It wasn’t just freshmen who benefitted from WIE Orientation; according to Matijevich, the upperclassmen and coordinators did too. “While orientation is about the freshmen, I know the mentors and the coordinators, we’re gaining teaching skills, leadership skills. And for someone like me, I would love to teach someday. I’m learning how to explain things to freshmen. I’m learning how to organize. So that’s why I do it. I’ve gained a lot of those skills.”
Student co-coordinator Lara Flasch
Student co-coordinator Lara Flasch gained the satisfaction of passing on to the next generation of engineering students what she’d received: “I feel like I just remember how I was when I was a freshman, and how much I appreciated the experience that my mentors gave me. I just really want to continue to be involved with that, so that I can make it better and better for the freshmen every year, and make sure they’re getting what they need and what’s going to prepare them for the College of Engineering.”
Those directly involved with the event weren’t the only ones who benefitted; one mother got peace of mind. According to WIE administrative assistant Robin McDaniel, the schedule the parents received conveyed: “’This is the experience that your daughter is getting coming to the orientation.’ One mom wrote back, ‘I’m so nervous about my daughter going to college, and this is my first child leaving, and I just really appreciate that you guys are doing this, and it makes me feel better having that kind of support for her.’ So those comments make it worth it,” says McDaniel.
What does Wolters get out of WIE Orientation? It makes her smile.
“I fully believe that this is one of the best programs that Women in Engineering does. I think that the benefits the students see, the connections WIE is able to make with the students during this time, the friendships that you see develop, you can’t help but smile and realize that those connections are an integral part of our students being successful, and so I love every minute of it.”
Three undeclared freshman engineering students who got acquainted during WIE Orientation and will most likely support each other during their time at Illinois.
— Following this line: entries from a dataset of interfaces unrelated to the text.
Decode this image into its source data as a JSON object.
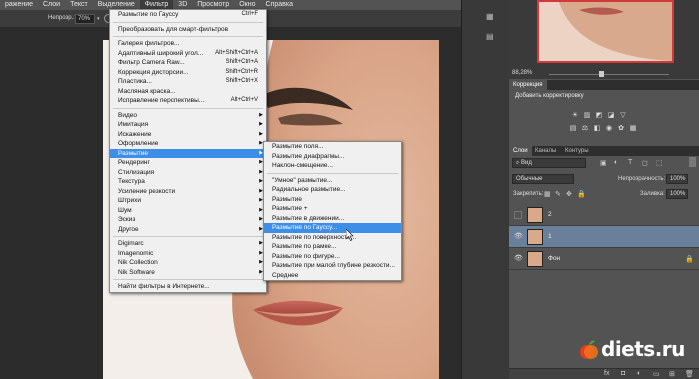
{
  "menubar": {
    "items": [
      "ражение",
      "Слои",
      "Текст",
      "Выделение",
      "Фильтр",
      "3D",
      "Просмотр",
      "Окно",
      "Справка"
    ]
  },
  "options": {
    "opacity_label": "Непрозр.:",
    "opacity_value": "70%"
  },
  "filter_menu": {
    "last_filter": {
      "label": "Размытие по Гауссу",
      "shortcut": "Ctrl+F"
    },
    "smart_filters": "Преобразовать для смарт-фильтров",
    "group1": [
      {
        "label": "Галерея фильтров...",
        "shortcut": ""
      },
      {
        "label": "Адаптивный широкий угол...",
        "shortcut": "Alt+Shift+Ctrl+A"
      },
      {
        "label": "Фильтр Camera Raw...",
        "shortcut": "Shift+Ctrl+A"
      },
      {
        "label": "Коррекция дисторсии...",
        "shortcut": "Shift+Ctrl+R"
      },
      {
        "label": "Пластика...",
        "shortcut": "Shift+Ctrl+X"
      },
      {
        "label": "Масляная краска...",
        "shortcut": ""
      },
      {
        "label": "Исправление перспективы...",
        "shortcut": "Alt+Ctrl+V"
      }
    ],
    "group2": [
      "Видео",
      "Имитация",
      "Искажение",
      "Оформление",
      "Размытие",
      "Рендеринг",
      "Стилизация",
      "Текстура",
      "Усиление резкости",
      "Штрихи",
      "Шум",
      "Эскиз",
      "Другое"
    ],
    "group3": [
      "Digimarc",
      "Imagenomic",
      "Nik Collection",
      "Nik Software"
    ],
    "browse": "Найти фильтры в Интернете..."
  },
  "blur_menu": {
    "group1": [
      "Размытие поля...",
      "Размытие диафрагмы...",
      "Наклон-смещение..."
    ],
    "group2": [
      "\"Умное\" размытие...",
      "Радиальное размытие...",
      "Размытие",
      "Размытие +",
      "Размытие в движении...",
      "Размытие по Гауссу...",
      "Размытие по поверхности...",
      "Размытие по рамке...",
      "Размытие по фигуре...",
      "Размытие при малой глубине резкости...",
      "Среднее"
    ]
  },
  "navigator": {
    "zoom": "88,28%"
  },
  "adjustments": {
    "tab": "Коррекция",
    "subtitle": "Добавить корректировку"
  },
  "layers_panel": {
    "tabs": [
      "Слои",
      "Каналы",
      "Контуры"
    ],
    "kind": "Вид",
    "blend_mode": "Обычные",
    "opacity_label": "Непрозрачность:",
    "opacity_value": "100%",
    "lock_label": "Закрепить:",
    "fill_label": "Заливка:",
    "fill_value": "100%",
    "layers": [
      {
        "name": "2",
        "visible": false,
        "selected": false
      },
      {
        "name": "1",
        "visible": true,
        "selected": true
      },
      {
        "name": "Фон",
        "visible": true,
        "selected": false
      }
    ]
  },
  "watermark": "diets.ru",
  "colors": {
    "menu_highlight": "#3d8ee6",
    "selected_layer": "#6a7f99",
    "thumb_border": "#d23a3a"
  }
}
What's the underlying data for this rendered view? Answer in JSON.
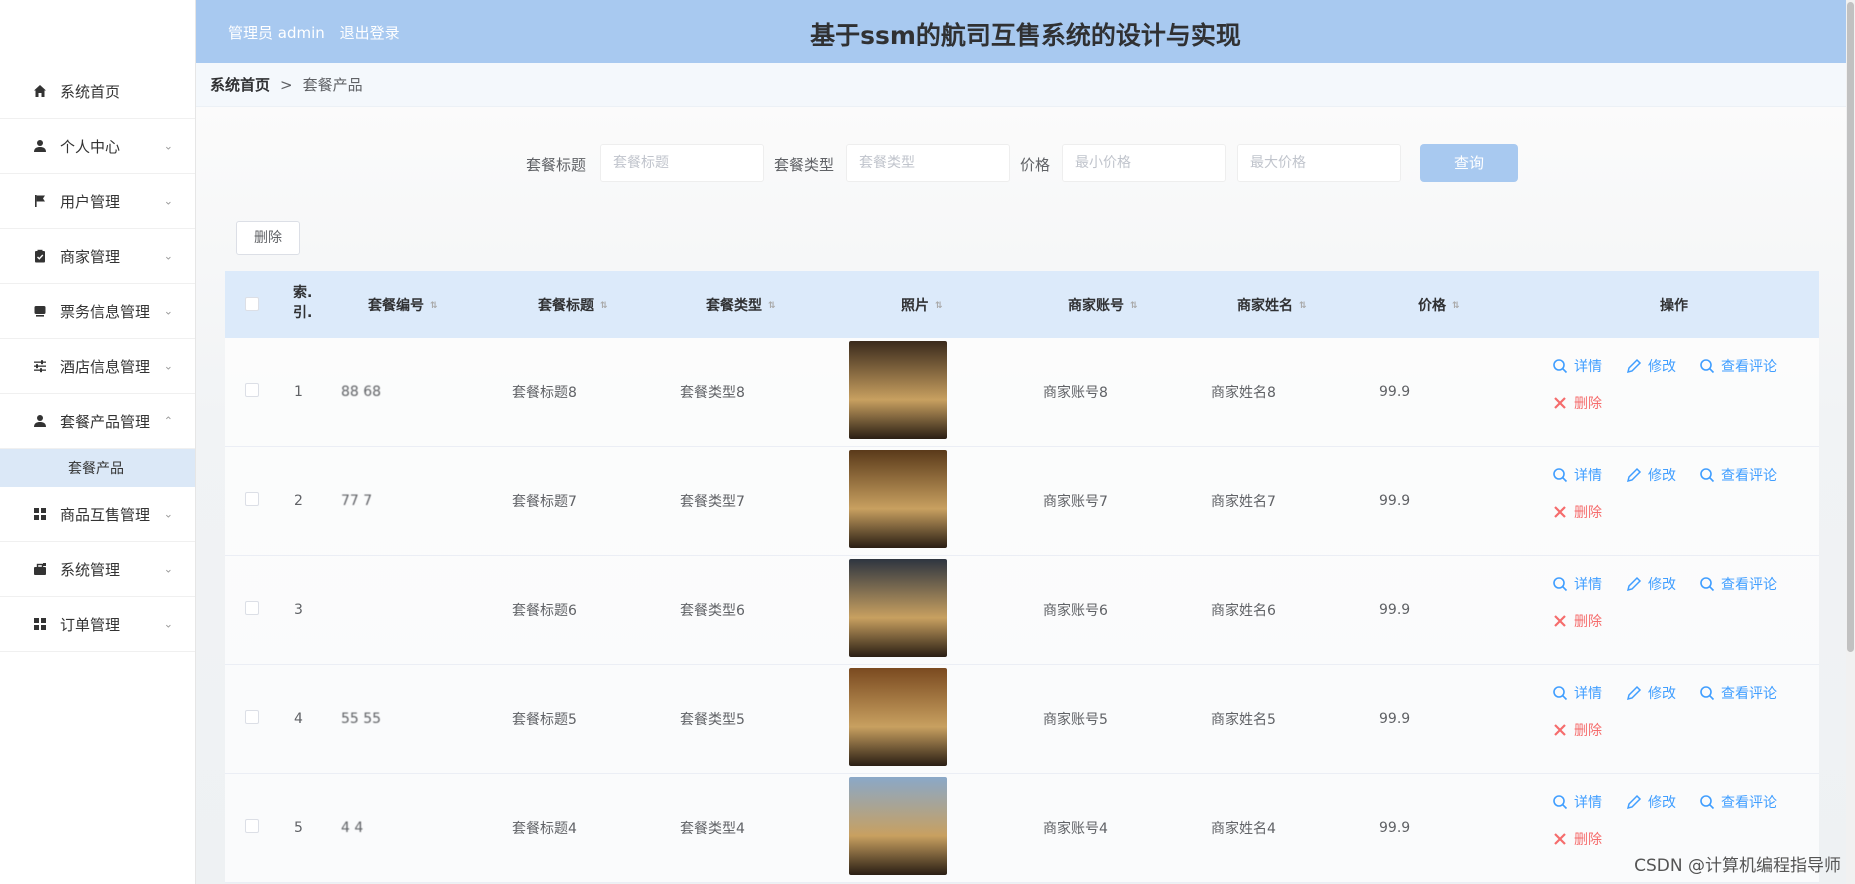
{
  "header": {
    "admin_label": "管理员 admin",
    "logout_label": "退出登录",
    "title": "基于ssm的航司互售系统的设计与实现"
  },
  "sidebar": {
    "items": [
      {
        "label": "系统首页",
        "icon": "home-icon",
        "chevron": ""
      },
      {
        "label": "个人中心",
        "icon": "user-icon",
        "chevron": "⌄"
      },
      {
        "label": "用户管理",
        "icon": "flag-icon",
        "chevron": "⌄"
      },
      {
        "label": "商家管理",
        "icon": "clipboard-icon",
        "chevron": "⌄"
      },
      {
        "label": "票务信息管理",
        "icon": "ticket-icon",
        "chevron": "⌄"
      },
      {
        "label": "酒店信息管理",
        "icon": "sliders-icon",
        "chevron": "⌄"
      },
      {
        "label": "套餐产品管理",
        "icon": "user-icon",
        "chevron": "⌃"
      }
    ],
    "submenu": {
      "label": "套餐产品"
    },
    "items2": [
      {
        "label": "商品互售管理",
        "icon": "grid-icon",
        "chevron": "⌄"
      },
      {
        "label": "系统管理",
        "icon": "briefcase-icon",
        "chevron": "⌄"
      },
      {
        "label": "订单管理",
        "icon": "grid-icon",
        "chevron": "⌄"
      }
    ]
  },
  "breadcrumb": {
    "home": "系统首页",
    "separator": ">",
    "current": "套餐产品"
  },
  "search": {
    "title_label": "套餐标题",
    "title_placeholder": "套餐标题",
    "type_label": "套餐类型",
    "type_placeholder": "套餐类型",
    "price_label": "价格",
    "min_placeholder": "最小价格",
    "max_placeholder": "最大价格",
    "query_button": "查询"
  },
  "delete_button": "删除",
  "table": {
    "headers": {
      "index_line1": "索.",
      "index_line2": "引.",
      "code": "套餐编号",
      "title": "套餐标题",
      "type": "套餐类型",
      "photo": "照片",
      "merchant_account": "商家账号",
      "merchant_name": "商家姓名",
      "price": "价格",
      "ops": "操作"
    },
    "ops_labels": {
      "detail": "详情",
      "edit": "修改",
      "comments": "查看评论",
      "delete": "删除"
    },
    "rows": [
      {
        "index": "1",
        "code": "88 68",
        "title": "套餐标题8",
        "type": "套餐类型8",
        "merchant_account": "商家账号8",
        "merchant_name": "商家姓名8",
        "price": "99.9",
        "photo_color": "#3a2a1c"
      },
      {
        "index": "2",
        "code": "77 7",
        "title": "套餐标题7",
        "type": "套餐类型7",
        "merchant_account": "商家账号7",
        "merchant_name": "商家姓名7",
        "price": "99.9",
        "photo_color": "#5a3a1a"
      },
      {
        "index": "3",
        "code": "",
        "title": "套餐标题6",
        "type": "套餐类型6",
        "merchant_account": "商家账号6",
        "merchant_name": "商家姓名6",
        "price": "99.9",
        "photo_color": "#2e3540"
      },
      {
        "index": "4",
        "code": "55 55",
        "title": "套餐标题5",
        "type": "套餐类型5",
        "merchant_account": "商家账号5",
        "merchant_name": "商家姓名5",
        "price": "99.9",
        "photo_color": "#7a4a20"
      },
      {
        "index": "5",
        "code": "4 4",
        "title": "套餐标题4",
        "type": "套餐类型4",
        "merchant_account": "商家账号4",
        "merchant_name": "商家姓名4",
        "price": "99.9",
        "photo_color": "#8aa8c8"
      }
    ]
  },
  "watermark": "CSDN @计算机编程指导师",
  "colors": {
    "header": "#a8c9f0",
    "link": "#409eff",
    "danger": "#f56c6c",
    "table_head": "#dceafa"
  }
}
Will the mentoring/peer relationships built during WIE Orientation last? Although there’s no organized continuation of community building, according to Wolters, the Orientation is a kick-start to mentoring and relationships that continue on after Orientation is done, especially through Facebook.
“We do have a Facebook group, and everyone tends to communicate through their Facebook group, so that network continues. The freshmen will connect with their mentors on Facebook, and they’ll make subgroups, and share all the photos from orientation. We see it definitely continuing, but not in a structured way.”
What if its an emergency, and students don't have time to wait for a Facebook response? “All of our freshmen normally get their mentor’s phone numbers," says Wolters, "so they’re always a text away.”
For additional I-STEM articles about WIE Camp, see:
- WIE Camp 2014: Creating Community for Female Engineering Students
- Women in Engineering Camp Facilitates Relationship Building
- From WIE Camp to Seniors: Two Future Engineers Credit Illinois' Community of Support
An engineering student turns in her team's completed Lego structure.
One team's project manager describes the Lego structure to a teammate.
A mentor sharest important things they should know to WIE freshmen visiting the advising office in Engineering Hall during the scavenger hunt.